After questioning, the officers returned to the sanctuary to get the Global Positioning System coordinates of the boundaries. As they worked, they noticed another commercial work boat, “Linda,” in the sanctuary and boarded it.
Mister said he didn’t know he was in the Cook Point sanctuary. He was ordered to dump 30 bushels of oysters back in the water.
All four watermen were issued citations after an analysis of the data confirmed both vessels were in the sanctuary. They are scheduled to appear in Dorchester District Court on April 20. Both parties were charged with harvesting more than 200 feet inside a sanctuary, which carries a maximum fine of $3,000.

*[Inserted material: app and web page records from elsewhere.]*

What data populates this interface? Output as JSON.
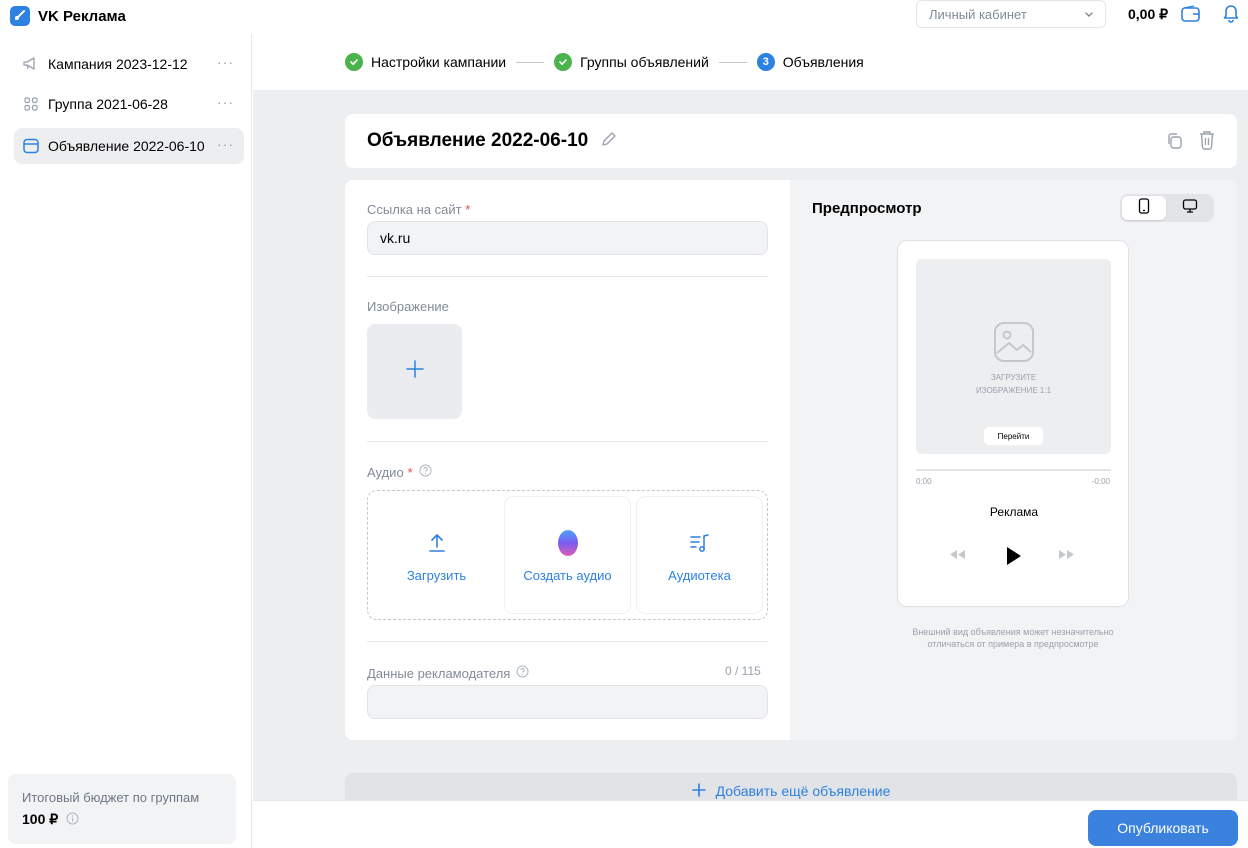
{
  "app": {
    "title": "VK Реклама"
  },
  "header": {
    "account_select": "Личный кабинет",
    "balance": "0,00 ₽"
  },
  "sidebar": {
    "items": [
      {
        "label": "Кампания 2023-12-12",
        "more": "···"
      },
      {
        "label": "Группа 2021-06-28",
        "more": "···"
      },
      {
        "label": "Объявление 2022-06-10",
        "more": "···"
      }
    ],
    "budget": {
      "label": "Итоговый бюджет по группам",
      "value": "100 ₽"
    }
  },
  "stepper": {
    "steps": [
      {
        "label": "Настройки кампании",
        "state": "done"
      },
      {
        "label": "Группы объявлений",
        "state": "done"
      },
      {
        "label": "Объявления",
        "state": "current",
        "number": "3"
      }
    ]
  },
  "ad": {
    "title": "Объявление 2022-06-10",
    "link_label": "Ссылка на сайт",
    "required_mark": "*",
    "link_value": "vk.ru",
    "image_label": "Изображение",
    "audio_label": "Аудио",
    "audio_options": [
      {
        "label": "Загрузить",
        "icon": "upload-icon"
      },
      {
        "label": "Создать аудио",
        "icon": "ai-orb-icon"
      },
      {
        "label": "Аудиотека",
        "icon": "music-list-icon"
      }
    ],
    "advertiser_label": "Данные рекламодателя",
    "advertiser_counter": "0 / 115",
    "advertiser_value": ""
  },
  "preview": {
    "title": "Предпросмотр",
    "image_hint_line1": "Загрузите",
    "image_hint_line2": "изображение 1:1",
    "go_button": "Перейти",
    "time_start": "0:00",
    "time_end": "-0:00",
    "track_title": "Реклама",
    "note_line1": "Внешний вид объявления может незначительно",
    "note_line2": "отличаться от примера в предпросмотре"
  },
  "actions": {
    "add_more": "Добавить ещё объявление",
    "publish": "Опубликовать"
  },
  "colors": {
    "accent": "#2d81e0",
    "success": "#4bb34b",
    "background": "#edeef0"
  }
}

. . . As introduced, the bill would have barred the DNR from doing anything to increase wild oyster harvests until the study is finished — proposed restrictions that raised the hackles of watermen, industry representatives and state fisheries officials. In a bid for a compromise, Manno said those curbs would be dropped from the legislation, calling them an “over-reach.”True; all the smart ones saw the writing on the wall and found real jobs.
But opponents were not mollified. Watermen from around the state lined the witness table to question the need for the study.

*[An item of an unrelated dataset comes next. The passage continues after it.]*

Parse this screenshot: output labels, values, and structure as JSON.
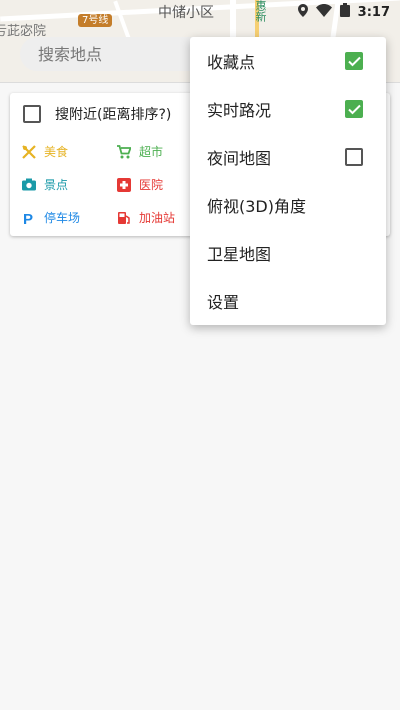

“We’re scared that a study like this is just going to impose more restrictions on us,” said Lance Lumpkins, a 28-year-old waterman from St. Mary’s County, who noted that there aren’t many young men like him in a fishery that hasn’t offered much of a living until lately.
Opponents pointed out that the DNR is already in the process of reviewing its oyster management policies, especially the extensive network of sanctuaries created five years ago that have put 25 percent of the historic bivalve habitat off limits to harvest. That review is scheduled to be completed in June or July, according to state officials.My oyster recovery plan; ban harvesting wild oysters in Chesapeake Bay for 5, or preferably 10 years, and other than monitoring the population, do nothing to restore them. If, after 5 or 10 years, the oyster populations seem to be recovering well on their own, decide if you want to spend real money to restore them.
“There is no reason to have another study,” said Robert T. Brown Sr., president of the Maryland Watermen’s Association. He complained the bill doesn’t offer any role in the study for watermen, even though he contended they know more about oysters from harvesting them than anyone else.